Grit and Grace
Megan Henry slides into the next chapter
Roxbury native Megan Henry follows her passion after overcomimg a life threatening illness.
Photo by Hector Pachas // Hair & Makeup by Komal Dhiman and Rocio Vasquez, bobby pins
Megan Henry of Roxbury is in Europe nursing the disappointment of narrowly missing a spot on U.S. Olympic Skeleton Team for the 2018 Winter Olympics in PyeongChang, South Korea. Henry, who slides down icy tracks on a tiny sled with no brakes at nearly 80 mph, had remained in contention throughout Team USA qualifying—but she was a long shot. At the Bridgewater Village Store before Christmas, the five-foot, three-inch, 129-pound athlete—who played field hockey at American University and flirted with taking up bobsled—figured the U.S. women would only get two Olympic spots.

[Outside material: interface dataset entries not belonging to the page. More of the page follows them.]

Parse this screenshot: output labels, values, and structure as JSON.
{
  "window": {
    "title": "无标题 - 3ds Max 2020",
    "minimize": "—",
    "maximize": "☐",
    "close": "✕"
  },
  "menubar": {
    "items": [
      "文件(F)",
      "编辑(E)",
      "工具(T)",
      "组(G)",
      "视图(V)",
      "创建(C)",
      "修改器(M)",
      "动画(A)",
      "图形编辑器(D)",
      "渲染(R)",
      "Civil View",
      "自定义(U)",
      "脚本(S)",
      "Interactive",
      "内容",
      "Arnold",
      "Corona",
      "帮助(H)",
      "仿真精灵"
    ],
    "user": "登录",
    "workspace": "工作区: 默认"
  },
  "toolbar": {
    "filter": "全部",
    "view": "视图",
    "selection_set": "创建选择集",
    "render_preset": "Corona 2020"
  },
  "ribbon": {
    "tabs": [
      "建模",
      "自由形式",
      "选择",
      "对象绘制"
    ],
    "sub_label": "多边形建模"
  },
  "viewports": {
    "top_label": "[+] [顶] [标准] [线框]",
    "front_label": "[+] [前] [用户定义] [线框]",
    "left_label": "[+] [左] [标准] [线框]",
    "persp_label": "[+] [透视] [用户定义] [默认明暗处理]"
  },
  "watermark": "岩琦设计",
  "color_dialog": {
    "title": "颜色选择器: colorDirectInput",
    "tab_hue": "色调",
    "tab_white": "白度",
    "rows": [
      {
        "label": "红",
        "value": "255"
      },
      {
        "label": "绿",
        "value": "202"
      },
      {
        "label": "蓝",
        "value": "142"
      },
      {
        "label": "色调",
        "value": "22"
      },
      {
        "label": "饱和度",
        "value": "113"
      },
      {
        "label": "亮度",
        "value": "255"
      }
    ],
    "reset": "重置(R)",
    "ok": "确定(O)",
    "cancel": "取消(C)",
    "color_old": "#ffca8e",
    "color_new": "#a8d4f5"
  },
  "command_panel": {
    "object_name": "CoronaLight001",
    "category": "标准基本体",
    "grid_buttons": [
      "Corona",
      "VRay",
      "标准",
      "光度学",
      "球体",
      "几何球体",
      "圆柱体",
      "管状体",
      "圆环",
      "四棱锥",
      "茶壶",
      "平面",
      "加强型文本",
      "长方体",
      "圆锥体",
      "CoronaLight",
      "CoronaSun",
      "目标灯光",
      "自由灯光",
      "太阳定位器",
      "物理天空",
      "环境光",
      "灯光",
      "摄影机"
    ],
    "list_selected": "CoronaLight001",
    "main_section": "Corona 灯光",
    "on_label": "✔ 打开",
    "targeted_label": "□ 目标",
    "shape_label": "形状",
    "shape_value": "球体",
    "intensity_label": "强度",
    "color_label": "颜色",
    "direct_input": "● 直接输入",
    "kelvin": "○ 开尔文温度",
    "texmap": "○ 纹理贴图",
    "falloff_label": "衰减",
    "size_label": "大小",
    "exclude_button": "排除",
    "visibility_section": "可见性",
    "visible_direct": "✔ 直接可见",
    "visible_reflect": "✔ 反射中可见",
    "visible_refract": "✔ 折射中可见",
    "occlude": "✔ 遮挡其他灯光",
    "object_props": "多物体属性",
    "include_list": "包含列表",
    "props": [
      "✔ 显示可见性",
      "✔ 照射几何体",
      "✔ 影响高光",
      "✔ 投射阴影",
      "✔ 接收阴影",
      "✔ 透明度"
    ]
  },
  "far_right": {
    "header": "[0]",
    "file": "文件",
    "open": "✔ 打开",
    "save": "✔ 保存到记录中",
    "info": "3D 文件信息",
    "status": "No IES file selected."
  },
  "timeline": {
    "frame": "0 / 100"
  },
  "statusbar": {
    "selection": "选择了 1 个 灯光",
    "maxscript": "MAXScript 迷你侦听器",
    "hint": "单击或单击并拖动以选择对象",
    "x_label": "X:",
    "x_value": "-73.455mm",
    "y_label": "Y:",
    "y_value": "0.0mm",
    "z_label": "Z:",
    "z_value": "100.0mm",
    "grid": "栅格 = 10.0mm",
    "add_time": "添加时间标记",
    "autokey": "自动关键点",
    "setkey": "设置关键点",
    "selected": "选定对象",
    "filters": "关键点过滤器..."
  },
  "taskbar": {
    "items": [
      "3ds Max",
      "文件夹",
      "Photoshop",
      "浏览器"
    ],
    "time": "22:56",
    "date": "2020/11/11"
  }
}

Olympian Katie Uhlaender seemed like a lock and Henry rested in fifth place at the end of 2017. Things brightened in St. Moritz, Switzerland, in early January. With blistering start times of 5.43 and 5.35 seconds, Henry finished eighth and fifth, her best results of the season. “Megan was awesome,” USA Skeleton coach Brian McDonald said at the time. The final competition was in Altenberg, Germany, on January 13, and the Olympic team was named January 15.
Making the team would have fulfilled a quest nearly extinguished by an unexpected hurdle—and not making means Henry, 30, must decide whether to set her sights on the 2022 Winter Olympics or focus on her career as a U.S. Army Reserve intelligence officer and possibly transition into Olympic Masters Weightlifting.
In the spring of 2012, Henry was the U.S. national champion in skeleton, and in the fall of that year she was diagnosed with life-threatening pulmonary embolisms—blood clots in both lungs resulting from using NuvaRing birth control.
She was hospitalized for a week, and when released only allowed to walk ten minutes a day—after having been in the best shape of her life. “It was earth-shattering to me at the time,” says Henry, whose doctors told her, “You may never be an athlete again.” Merck reached a $100 million settlement with nearly 4,000 plaintiffs. Megan’s tiny share wasn’t any consolation.
“I was away from skeleton for an entire season. When I came back I was outside of the top ten,” she says. “The people who I was above kind of leap-frogged me.”
In the summer of 2013, Henry began training again and started sliding that fall, digging deep to regain lost ground. She credits her trademark grit to Shepaug Valley School in Washington and its Hall of Fame field hockey coach Jaye Stuart, and to her mother, Roxbury First Selectman Barbara Henry, “the example of hard work and dedication.”
Despite not making the Olympic team, Henry will be sliding in the U.S. national championships in March. Then decision time really comes. “It’s a hard one,” says Henry. “Going into this season I thought it would be my last. It’s hard to walk away from something where you feel like your potential hasn’t been met. Especially after all the years and everything that went into it.”